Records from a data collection
- - - - -

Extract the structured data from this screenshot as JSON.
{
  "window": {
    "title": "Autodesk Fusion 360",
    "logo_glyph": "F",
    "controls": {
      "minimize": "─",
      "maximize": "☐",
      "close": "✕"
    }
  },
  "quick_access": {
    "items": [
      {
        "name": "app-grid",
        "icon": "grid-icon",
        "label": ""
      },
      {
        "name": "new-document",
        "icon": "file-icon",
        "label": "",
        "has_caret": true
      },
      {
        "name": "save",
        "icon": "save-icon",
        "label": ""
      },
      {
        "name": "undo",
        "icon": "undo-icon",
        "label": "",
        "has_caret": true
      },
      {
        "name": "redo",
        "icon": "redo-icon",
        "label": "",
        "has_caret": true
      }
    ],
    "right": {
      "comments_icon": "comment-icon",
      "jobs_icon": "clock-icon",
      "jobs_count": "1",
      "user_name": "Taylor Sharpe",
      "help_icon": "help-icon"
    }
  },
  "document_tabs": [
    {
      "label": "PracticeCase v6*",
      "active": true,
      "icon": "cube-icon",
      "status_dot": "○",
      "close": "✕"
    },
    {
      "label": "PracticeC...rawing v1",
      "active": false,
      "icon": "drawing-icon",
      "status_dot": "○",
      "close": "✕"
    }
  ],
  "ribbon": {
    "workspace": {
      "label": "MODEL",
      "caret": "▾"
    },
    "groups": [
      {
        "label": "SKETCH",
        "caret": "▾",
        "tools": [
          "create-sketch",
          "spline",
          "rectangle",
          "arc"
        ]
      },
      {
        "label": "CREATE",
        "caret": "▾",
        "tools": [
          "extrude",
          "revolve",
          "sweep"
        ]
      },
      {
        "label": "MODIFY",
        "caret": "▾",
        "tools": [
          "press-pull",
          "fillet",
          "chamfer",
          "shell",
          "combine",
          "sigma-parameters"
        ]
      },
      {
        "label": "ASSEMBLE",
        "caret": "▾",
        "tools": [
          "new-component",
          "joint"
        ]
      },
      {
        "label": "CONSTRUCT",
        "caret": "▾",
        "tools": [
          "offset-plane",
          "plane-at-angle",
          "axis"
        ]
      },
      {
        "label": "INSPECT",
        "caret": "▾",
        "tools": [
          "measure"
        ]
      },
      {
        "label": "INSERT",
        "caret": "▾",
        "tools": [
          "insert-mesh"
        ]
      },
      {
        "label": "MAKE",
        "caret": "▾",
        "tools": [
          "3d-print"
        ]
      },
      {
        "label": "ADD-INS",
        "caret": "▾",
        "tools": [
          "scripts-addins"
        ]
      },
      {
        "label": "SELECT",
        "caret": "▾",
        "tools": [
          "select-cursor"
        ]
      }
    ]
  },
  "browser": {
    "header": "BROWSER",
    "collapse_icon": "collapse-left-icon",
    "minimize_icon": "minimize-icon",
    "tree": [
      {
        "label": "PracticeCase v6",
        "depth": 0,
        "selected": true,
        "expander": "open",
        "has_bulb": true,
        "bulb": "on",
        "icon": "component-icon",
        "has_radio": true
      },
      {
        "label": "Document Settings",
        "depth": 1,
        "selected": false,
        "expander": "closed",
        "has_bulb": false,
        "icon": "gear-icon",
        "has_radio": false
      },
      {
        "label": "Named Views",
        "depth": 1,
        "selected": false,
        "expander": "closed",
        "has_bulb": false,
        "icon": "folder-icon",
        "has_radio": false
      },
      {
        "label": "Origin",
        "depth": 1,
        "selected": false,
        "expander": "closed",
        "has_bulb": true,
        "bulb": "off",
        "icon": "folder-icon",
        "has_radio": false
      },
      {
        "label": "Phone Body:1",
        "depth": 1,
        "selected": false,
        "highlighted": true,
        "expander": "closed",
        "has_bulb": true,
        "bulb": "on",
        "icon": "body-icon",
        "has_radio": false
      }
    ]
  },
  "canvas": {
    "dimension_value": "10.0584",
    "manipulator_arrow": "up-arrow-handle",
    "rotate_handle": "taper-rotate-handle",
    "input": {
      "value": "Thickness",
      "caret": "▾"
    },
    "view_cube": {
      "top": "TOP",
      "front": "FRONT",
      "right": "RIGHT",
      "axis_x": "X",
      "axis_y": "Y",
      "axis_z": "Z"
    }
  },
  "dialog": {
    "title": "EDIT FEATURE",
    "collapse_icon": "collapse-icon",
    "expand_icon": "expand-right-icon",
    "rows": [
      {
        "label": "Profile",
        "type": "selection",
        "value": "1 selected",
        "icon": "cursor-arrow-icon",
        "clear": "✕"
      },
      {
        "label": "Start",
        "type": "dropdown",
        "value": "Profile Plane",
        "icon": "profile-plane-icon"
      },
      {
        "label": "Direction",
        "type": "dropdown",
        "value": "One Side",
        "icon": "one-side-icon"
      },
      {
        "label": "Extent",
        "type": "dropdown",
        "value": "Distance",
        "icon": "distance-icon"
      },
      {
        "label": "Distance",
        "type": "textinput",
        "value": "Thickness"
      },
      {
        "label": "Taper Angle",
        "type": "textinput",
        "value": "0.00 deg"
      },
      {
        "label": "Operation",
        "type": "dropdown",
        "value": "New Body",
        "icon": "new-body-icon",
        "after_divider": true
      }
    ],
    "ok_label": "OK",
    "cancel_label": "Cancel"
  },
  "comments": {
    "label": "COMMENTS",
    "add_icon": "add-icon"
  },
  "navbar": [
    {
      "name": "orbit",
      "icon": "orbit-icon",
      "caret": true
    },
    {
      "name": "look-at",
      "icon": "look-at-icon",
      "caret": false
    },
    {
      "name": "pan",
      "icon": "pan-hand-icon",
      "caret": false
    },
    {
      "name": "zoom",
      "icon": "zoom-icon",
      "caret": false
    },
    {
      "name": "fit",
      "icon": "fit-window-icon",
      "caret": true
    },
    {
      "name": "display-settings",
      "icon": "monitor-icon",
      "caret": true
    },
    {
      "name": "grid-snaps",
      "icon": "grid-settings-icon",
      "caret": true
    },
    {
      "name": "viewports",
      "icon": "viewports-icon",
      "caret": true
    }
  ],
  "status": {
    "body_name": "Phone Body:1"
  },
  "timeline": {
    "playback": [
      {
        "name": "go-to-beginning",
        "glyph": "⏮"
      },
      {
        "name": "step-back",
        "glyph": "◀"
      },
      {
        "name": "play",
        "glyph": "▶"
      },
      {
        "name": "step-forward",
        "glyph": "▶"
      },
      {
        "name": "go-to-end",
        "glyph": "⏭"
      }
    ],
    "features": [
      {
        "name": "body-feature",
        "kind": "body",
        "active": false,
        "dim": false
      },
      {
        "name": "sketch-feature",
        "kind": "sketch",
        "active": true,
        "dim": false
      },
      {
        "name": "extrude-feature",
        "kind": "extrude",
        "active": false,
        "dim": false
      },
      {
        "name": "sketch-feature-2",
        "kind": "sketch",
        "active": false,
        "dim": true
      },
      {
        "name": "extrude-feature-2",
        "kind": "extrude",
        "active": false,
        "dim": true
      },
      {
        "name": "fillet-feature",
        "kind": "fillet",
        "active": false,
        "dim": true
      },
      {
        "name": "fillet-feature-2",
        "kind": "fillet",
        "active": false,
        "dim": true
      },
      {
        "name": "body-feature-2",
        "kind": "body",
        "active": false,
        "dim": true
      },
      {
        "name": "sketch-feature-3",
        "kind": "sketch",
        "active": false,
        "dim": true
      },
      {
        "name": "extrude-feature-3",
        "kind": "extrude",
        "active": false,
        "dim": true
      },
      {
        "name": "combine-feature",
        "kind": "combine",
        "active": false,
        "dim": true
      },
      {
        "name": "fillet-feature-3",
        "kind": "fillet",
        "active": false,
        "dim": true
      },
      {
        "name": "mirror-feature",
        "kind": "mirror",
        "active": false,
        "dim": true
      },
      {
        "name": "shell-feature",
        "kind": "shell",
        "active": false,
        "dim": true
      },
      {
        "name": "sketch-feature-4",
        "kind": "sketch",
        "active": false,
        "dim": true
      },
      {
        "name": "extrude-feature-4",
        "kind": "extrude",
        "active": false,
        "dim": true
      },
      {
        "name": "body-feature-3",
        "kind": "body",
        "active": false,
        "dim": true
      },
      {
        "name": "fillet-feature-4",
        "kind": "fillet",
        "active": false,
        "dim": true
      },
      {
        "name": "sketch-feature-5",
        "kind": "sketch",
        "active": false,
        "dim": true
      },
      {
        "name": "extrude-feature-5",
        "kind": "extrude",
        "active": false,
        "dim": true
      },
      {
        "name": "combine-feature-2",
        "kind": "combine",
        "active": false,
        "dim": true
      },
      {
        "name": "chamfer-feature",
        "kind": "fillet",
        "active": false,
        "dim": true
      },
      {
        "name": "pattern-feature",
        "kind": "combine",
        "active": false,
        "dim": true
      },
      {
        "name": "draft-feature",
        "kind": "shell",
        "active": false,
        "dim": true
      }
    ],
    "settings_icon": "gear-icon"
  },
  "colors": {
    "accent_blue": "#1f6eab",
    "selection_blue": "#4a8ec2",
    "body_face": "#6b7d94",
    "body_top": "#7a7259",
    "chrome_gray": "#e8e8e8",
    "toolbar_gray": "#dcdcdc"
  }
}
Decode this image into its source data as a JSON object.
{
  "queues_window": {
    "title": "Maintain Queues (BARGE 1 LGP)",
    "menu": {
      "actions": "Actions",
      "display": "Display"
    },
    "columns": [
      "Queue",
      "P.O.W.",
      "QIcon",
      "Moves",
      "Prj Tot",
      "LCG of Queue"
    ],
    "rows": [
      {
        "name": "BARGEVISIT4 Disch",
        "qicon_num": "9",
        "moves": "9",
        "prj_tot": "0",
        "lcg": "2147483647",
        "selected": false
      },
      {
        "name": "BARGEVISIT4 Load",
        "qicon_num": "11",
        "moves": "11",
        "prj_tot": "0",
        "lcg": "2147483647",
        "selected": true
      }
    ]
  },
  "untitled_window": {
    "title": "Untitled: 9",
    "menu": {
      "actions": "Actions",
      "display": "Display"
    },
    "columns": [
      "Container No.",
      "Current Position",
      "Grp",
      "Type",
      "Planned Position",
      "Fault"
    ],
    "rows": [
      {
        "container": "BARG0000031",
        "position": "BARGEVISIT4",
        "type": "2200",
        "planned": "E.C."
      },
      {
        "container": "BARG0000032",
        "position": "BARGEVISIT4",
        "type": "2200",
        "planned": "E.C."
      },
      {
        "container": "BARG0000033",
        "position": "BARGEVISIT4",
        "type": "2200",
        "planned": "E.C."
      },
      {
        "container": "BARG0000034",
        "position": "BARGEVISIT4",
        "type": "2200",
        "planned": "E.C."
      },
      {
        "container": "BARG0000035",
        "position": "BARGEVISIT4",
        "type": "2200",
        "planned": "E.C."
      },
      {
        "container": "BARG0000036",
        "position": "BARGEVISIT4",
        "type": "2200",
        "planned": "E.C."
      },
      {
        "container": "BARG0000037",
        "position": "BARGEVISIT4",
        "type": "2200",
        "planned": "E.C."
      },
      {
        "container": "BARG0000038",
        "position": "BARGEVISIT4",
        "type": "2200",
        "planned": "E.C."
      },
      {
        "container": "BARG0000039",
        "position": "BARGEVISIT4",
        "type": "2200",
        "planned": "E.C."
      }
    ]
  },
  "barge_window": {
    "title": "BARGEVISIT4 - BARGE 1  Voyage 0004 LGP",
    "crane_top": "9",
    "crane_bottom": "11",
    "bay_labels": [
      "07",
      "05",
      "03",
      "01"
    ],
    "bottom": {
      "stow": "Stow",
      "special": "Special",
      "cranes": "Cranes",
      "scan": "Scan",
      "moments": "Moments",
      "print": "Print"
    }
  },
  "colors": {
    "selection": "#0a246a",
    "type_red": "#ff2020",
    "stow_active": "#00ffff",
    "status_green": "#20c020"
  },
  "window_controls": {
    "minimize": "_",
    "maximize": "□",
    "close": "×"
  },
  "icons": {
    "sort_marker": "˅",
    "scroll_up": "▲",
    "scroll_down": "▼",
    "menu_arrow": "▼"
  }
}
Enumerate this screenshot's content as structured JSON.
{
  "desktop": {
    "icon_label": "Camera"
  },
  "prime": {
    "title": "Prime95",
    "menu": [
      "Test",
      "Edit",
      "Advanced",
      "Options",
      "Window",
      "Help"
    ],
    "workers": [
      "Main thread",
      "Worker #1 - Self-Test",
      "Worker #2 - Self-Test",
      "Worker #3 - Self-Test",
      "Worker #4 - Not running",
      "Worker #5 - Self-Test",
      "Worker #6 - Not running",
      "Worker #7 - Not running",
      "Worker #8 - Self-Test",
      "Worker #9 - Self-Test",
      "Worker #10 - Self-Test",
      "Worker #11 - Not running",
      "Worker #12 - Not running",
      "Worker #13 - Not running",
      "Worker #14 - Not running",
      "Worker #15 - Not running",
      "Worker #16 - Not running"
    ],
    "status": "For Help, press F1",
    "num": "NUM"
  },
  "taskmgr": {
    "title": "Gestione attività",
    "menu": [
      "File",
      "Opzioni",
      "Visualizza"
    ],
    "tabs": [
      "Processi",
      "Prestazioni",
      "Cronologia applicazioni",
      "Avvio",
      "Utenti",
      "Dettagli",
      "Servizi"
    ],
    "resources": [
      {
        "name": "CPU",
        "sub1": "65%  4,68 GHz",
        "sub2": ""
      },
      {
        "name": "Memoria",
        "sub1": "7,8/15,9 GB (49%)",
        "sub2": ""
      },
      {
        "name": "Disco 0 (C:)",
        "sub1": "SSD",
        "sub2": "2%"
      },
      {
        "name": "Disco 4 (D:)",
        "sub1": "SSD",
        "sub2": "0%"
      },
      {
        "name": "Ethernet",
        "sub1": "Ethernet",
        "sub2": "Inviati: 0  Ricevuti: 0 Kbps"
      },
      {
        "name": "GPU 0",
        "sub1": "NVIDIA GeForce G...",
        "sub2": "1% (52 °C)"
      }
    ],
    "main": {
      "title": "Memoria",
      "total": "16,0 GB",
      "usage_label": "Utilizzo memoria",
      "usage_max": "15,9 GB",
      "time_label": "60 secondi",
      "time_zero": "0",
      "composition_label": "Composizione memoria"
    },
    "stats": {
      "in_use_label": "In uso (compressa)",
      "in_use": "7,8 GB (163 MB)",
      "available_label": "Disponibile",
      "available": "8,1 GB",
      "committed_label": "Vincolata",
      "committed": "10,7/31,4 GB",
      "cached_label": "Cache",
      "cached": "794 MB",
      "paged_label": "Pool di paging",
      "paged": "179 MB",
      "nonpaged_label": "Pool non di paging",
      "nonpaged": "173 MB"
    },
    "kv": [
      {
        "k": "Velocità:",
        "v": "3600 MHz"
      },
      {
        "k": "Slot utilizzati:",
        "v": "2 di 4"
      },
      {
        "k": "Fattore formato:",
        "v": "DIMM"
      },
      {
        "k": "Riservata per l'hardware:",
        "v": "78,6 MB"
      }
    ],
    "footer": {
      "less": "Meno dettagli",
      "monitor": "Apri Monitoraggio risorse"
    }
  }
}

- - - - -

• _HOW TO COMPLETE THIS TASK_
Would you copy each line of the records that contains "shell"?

• _SOLUTION TO THE PROBLEM_
          "shell",
        "name": "shell-feature",
        "kind": "shell",
        "kind": "shell",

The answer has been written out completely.